From the 1st August, we may also start allowing family members to visit but stay in the garden at a good distance. I definitely will not be visiting shops or any indoor places, and no one will be coming into our home for any reason.”
Jessica also told us her concerns about Lettie no longer being advised to shield because she is a child, despite her health condition:
“I’m still undecided about school. Lettie was removed from the shielded list on 9th July as apparently children aren’t at as much of a risk. She’s been told to strictly social distance though, but how can she do that when she requires help with all personal care.
I’m extremely scared, upset and angry that if she was an adult with the same condition she would still be on the list, but as she’s a child, we’re supposed to take a chance based on the limited research.”
If you’re concerned about your mental health during this difficult time, try these 7 ways to boost your mental wellbeing now and into the future.
I’m happy to spend time outdoors but not inside public places
Georgina Moore from South Gloucestershire has been shielding for three months. She has Arthrogryposis, a condition that causes multiple curved joints in areas of the body at birth. She also has scoliosis and torticollis, more commonly known as a twisted neck.
Georgina explained how she is confident to socialise outdoors at a distance, but is still reluctant to visit indoor venues:
“I have been shielding for three months as advised by the NHS and my consultant. I won’t be as relaxed as the Government is suggesting from August 1st, but I will be slightly more lenient.
I feel happy meeting others outdoors (as long as I’m socially distancing from them), as I feel the risk is very low in an outdoor space.
However, I won’t be as relaxed indoors. I still won’t be having visitors to my home and I won’t be venturing out into public indoor spaces. I would simply be constantly worrying if I am in a busy place surrounded by people.
I will only do this when I feel the infection rates are minimal. I think it will take some time before I truly feel safe again. That’s if we don’t get a second wave. Then I’ll be back to square one!”

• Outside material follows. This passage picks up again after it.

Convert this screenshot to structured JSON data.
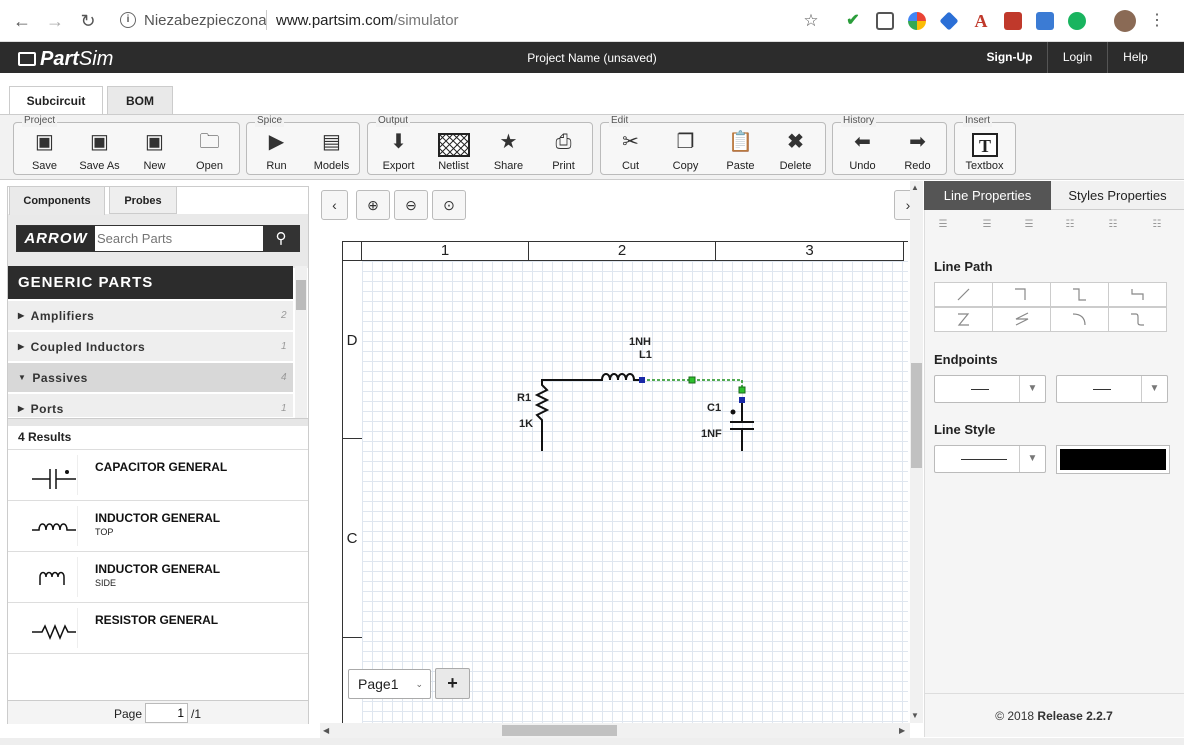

Social distancing lanyard and sash
To help you feel safer if you choose to go out, especially if you’re concerned that others won’t properly adhere to social distancing guidelines and keep their distance, we have created a social distancing lanyard and sash.

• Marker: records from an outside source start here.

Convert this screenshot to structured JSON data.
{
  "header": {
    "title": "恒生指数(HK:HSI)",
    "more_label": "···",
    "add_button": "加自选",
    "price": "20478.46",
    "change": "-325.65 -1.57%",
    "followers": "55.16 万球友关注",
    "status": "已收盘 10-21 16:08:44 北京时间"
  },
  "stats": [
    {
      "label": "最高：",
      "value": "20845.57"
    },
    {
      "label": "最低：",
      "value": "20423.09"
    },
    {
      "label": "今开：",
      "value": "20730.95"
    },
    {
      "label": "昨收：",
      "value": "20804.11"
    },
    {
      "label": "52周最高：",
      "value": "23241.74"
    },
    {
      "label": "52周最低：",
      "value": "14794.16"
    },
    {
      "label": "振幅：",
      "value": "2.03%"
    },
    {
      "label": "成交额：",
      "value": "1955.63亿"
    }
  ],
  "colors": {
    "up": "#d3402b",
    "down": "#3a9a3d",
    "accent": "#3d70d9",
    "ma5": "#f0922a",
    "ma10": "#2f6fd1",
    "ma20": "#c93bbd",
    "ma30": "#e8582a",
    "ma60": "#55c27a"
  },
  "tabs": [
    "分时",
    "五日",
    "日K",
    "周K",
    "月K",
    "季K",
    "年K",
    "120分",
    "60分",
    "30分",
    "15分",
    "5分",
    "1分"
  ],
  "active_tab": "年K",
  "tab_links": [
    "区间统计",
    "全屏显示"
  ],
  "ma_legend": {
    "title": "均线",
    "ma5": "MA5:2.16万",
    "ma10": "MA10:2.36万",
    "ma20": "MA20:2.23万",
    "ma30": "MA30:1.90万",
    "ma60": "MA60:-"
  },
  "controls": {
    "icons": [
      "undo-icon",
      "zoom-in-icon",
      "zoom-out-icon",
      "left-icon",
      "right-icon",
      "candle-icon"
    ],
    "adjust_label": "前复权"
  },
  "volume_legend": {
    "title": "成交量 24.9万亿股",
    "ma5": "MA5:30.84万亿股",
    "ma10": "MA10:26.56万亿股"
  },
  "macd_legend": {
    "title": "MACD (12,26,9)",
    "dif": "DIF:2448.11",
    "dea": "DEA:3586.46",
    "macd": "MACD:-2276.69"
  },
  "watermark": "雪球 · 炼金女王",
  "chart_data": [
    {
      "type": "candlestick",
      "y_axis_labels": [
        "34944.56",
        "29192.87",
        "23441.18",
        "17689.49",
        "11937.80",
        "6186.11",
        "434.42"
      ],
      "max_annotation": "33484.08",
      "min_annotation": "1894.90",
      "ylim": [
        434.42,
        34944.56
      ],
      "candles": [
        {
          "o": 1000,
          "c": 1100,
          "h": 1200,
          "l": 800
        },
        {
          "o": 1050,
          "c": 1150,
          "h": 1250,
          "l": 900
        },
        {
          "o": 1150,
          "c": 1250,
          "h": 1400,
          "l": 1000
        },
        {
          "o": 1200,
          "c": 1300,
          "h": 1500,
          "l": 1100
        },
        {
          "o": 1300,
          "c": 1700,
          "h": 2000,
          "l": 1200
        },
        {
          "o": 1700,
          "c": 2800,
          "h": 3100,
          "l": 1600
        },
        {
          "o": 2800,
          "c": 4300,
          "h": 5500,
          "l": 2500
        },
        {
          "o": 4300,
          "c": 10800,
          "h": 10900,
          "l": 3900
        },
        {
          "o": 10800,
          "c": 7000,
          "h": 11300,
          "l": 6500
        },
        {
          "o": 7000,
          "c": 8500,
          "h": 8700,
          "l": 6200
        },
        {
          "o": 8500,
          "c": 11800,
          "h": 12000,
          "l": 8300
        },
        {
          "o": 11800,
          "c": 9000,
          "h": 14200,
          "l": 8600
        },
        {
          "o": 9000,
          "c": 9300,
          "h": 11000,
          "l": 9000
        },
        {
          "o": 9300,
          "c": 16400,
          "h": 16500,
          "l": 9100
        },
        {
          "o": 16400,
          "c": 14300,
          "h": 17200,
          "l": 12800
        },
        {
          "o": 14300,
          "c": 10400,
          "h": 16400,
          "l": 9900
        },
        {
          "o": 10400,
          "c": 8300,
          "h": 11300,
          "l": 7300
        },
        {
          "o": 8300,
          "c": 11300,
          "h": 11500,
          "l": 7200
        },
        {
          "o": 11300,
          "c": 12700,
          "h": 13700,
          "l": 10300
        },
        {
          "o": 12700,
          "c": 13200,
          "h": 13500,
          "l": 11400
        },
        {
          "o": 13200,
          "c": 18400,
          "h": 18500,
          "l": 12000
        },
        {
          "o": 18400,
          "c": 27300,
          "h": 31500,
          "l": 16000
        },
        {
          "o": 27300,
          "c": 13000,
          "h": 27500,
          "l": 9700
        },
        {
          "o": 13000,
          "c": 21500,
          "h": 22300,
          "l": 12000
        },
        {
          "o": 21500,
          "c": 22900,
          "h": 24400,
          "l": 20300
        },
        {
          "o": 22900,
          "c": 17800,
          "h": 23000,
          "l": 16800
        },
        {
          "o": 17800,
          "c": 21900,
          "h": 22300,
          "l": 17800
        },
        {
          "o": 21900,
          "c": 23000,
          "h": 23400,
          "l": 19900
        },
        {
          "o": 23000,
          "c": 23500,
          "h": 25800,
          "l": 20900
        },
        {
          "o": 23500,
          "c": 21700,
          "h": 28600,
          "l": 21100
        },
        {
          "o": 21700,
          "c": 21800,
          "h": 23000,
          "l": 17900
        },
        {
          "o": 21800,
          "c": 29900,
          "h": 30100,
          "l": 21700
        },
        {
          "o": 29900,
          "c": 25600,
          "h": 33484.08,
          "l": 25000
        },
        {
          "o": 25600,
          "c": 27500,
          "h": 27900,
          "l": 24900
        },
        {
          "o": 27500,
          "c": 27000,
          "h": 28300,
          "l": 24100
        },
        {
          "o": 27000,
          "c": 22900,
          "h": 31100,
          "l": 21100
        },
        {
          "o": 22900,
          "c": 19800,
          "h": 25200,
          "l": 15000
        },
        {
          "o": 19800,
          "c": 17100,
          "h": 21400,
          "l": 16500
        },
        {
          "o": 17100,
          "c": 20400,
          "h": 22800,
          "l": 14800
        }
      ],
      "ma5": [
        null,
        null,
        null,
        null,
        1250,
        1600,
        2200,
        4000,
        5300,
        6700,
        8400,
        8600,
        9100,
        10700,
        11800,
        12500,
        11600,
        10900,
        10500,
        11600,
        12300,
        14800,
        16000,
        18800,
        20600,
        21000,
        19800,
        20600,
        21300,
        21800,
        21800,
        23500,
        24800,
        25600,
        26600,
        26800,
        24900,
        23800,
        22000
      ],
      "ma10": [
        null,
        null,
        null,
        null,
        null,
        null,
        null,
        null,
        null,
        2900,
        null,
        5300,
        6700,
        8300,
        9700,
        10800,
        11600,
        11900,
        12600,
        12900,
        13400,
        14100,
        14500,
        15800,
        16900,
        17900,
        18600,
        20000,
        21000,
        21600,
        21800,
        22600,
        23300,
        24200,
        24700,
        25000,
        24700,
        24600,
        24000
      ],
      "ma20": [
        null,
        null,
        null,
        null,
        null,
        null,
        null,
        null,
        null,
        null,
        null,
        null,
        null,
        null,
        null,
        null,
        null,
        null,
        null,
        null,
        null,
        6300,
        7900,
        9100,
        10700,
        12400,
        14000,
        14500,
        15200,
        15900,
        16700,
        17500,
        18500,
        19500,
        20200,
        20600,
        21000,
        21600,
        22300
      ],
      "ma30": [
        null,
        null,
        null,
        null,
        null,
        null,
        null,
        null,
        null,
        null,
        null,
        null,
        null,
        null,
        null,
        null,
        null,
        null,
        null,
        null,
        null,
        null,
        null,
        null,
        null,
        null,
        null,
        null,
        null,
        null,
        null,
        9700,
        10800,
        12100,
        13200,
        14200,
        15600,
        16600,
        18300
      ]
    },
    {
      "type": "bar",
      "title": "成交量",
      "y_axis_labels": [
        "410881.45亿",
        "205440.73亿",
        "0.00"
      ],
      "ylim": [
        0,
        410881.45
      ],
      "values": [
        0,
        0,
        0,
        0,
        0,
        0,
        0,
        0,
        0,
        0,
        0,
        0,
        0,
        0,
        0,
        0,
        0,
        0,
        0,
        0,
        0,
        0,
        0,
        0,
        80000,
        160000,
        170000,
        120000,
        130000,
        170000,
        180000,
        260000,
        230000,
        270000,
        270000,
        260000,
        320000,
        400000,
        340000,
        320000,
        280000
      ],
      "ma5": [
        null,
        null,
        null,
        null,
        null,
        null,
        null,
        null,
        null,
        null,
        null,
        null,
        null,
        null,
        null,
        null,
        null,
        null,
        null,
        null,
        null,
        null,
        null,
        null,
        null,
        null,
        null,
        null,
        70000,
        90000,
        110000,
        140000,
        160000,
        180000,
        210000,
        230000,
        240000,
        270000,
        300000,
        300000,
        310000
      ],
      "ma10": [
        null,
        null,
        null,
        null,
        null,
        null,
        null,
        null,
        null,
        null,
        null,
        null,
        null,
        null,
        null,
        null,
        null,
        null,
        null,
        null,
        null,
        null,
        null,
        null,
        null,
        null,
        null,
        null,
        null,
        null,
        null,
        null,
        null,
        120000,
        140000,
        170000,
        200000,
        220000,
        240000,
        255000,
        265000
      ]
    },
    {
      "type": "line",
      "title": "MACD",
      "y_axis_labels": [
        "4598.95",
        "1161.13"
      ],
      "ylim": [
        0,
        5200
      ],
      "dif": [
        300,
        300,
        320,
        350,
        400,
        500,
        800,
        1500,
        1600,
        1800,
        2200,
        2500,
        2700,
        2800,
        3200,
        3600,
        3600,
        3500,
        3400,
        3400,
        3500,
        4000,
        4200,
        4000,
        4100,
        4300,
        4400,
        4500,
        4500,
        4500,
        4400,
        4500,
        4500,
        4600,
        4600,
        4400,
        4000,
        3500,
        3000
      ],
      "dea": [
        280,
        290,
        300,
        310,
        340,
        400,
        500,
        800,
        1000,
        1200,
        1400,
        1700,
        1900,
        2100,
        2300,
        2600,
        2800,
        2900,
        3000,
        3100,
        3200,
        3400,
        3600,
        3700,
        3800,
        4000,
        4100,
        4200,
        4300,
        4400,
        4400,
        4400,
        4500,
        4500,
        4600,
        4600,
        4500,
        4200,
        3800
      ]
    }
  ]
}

The high-visibility colours and eye-catching designs are an easy way to help those around you understand your need to keep a safe distance at all times.
Large, bold lettering on the sash and lanyard states: ‘KEEP 2M DISTANCE’. The card with the lanyard reads: ‘PLEASE KEEP 2M DISTANCE. I have a health condition and am at higher risk if I catch Covid-19. Thank you.’
The sash is available in two colours – red with white text, or yellow with black text.
Our sash and lanyard could be particularly useful if you are unable to easily or quickly move away from someone who has come too close, for example, because you use a wheelchair, have limited mobility or are visually impaired.
If you have a hidden disability or condition that makes you at greater risk if you catch Covid-19, it’s also a good way to signal to others that social distancing is important for you.
If you are visually impaired and less able to keep distant from others yourself, it will help alert people to stay away from you.
It would be useful children with health conditions or disabilities and adults who might find it difficult to understand the new rules and importance of social distancing.
Head to the Disability Horizons Shop now to buy our social distancing lanyard and sash.
You can also buy our face mask exempting card if you cannot wear a mask due to health conditions or disabilities.
By Disability Horizons
How do you feel about changes to lockdown and shielding changes? Share your thoughts in the comments box or on Facebook and Twitter.
More on Disability Horizons…
I love the sash. In the same colour scheme as Wide or Overweight Load which as an overweight bloke who uses a wheelchair, appealed to my sense of humour. Then I thought about people with bad eyesight leaning forward to within 2 metres to read what it said.